▶ _Task instructions_:
Restate all the data word for word, leaving nothing out.

.....

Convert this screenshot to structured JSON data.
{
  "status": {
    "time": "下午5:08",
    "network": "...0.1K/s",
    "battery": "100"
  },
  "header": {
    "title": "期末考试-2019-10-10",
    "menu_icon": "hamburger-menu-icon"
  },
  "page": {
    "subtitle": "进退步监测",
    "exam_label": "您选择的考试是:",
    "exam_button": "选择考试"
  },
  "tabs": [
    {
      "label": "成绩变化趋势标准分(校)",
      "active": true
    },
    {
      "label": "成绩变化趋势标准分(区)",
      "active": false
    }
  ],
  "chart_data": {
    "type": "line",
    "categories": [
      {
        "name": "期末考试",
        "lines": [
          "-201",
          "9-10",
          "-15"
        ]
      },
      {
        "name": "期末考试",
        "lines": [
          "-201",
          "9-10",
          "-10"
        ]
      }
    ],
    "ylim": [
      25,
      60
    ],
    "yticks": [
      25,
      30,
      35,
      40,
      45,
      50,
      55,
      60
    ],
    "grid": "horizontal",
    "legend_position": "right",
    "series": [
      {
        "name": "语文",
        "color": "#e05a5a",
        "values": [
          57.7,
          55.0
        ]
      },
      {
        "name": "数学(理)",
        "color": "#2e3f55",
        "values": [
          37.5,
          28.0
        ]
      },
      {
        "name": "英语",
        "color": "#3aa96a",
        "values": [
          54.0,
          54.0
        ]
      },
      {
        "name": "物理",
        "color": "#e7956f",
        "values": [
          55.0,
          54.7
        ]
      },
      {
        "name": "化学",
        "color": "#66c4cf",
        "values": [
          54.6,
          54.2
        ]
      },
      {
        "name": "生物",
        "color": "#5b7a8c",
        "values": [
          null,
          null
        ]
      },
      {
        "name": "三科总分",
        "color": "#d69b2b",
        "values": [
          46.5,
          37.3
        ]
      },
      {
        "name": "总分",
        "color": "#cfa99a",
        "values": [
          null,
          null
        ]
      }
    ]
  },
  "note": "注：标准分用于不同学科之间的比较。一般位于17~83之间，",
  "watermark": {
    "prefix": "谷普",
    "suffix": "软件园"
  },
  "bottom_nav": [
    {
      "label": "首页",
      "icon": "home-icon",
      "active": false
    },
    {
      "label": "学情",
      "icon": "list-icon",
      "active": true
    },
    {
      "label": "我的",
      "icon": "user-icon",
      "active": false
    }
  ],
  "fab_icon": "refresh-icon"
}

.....

▶ _Response to the exercise_:
Convert this screenshot to structured JSON data.
{
  "status": {
    "time": "下午5:08",
    "network": "...0.1K/s",
    "battery": "100"
  },
  "header": {
    "title": "期末考试-2019-10-10",
    "menu_icon": "hamburger-menu-icon"
  },
  "page": {
    "subtitle": "进退步监测",
    "exam_label": "您选择的考试是:",
    "exam_button": "选择考试"
  },
  "tabs": [
    {
      "label": "成绩变化趋势标准分(校)",
      "active": true
    },
    {
      "label": "成绩变化趋势标准分(区)",
      "active": false
    }
  ],
  "chart_data": {
    "type": "line",
    "categories": [
      {
        "name": "期末考试",
        "lines": [
          "-201",
          "9-10",
          "-15"
        ]
      },
      {
        "name": "期末考试",
        "lines": [
          "-201",
          "9-10",
          "-10"
        ]
      }
    ],
    "ylim": [
      25,
      60
    ],
    "yticks": [
      25,
      30,
      35,
      40,
      45,
      50,
      55,
      60
    ],
    "grid": "horizontal",
    "legend_position": "right",
    "series": [
      {
        "name": "语文",
        "color": "#e05a5a",
        "values": [
          57.7,
          55.0
        ]
      },
      {
        "name": "数学(理)",
        "color": "#2e3f55",
        "values": [
          37.5,
          28.0
        ]
      },
      {
        "name": "英语",
        "color": "#3aa96a",
        "values": [
          54.0,
          54.0
        ]
      },
      {
        "name": "物理",
        "color": "#e7956f",
        "values": [
          55.0,
          54.7
        ]
      },
      {
        "name": "化学",
        "color": "#66c4cf",
        "values": [
          54.6,
          54.2
        ]
      },
      {
        "name": "生物",
        "color": "#5b7a8c",
        "values": [
          null,
          null
        ]
      },
      {
        "name": "三科总分",
        "color": "#d69b2b",
        "values": [
          46.5,
          37.3
        ]
      },
      {
        "name": "总分",
        "color": "#cfa99a",
        "values": [
          null,
          null
        ]
      }
    ]
  },
  "note": "注：标准分用于不同学科之间的比较。一般位于17~83之间，",
  "watermark": {
    "prefix": "谷普",
    "suffix": "软件园"
  },
  "bottom_nav": [
    {
      "label": "首页",
      "icon": "home-icon",
      "active": false
    },
    {
      "label": "学情",
      "icon": "list-icon",
      "active": true
    },
    {
      "label": "我的",
      "icon": "user-icon",
      "active": false
    }
  ],
  "fab_icon": "refresh-icon"
}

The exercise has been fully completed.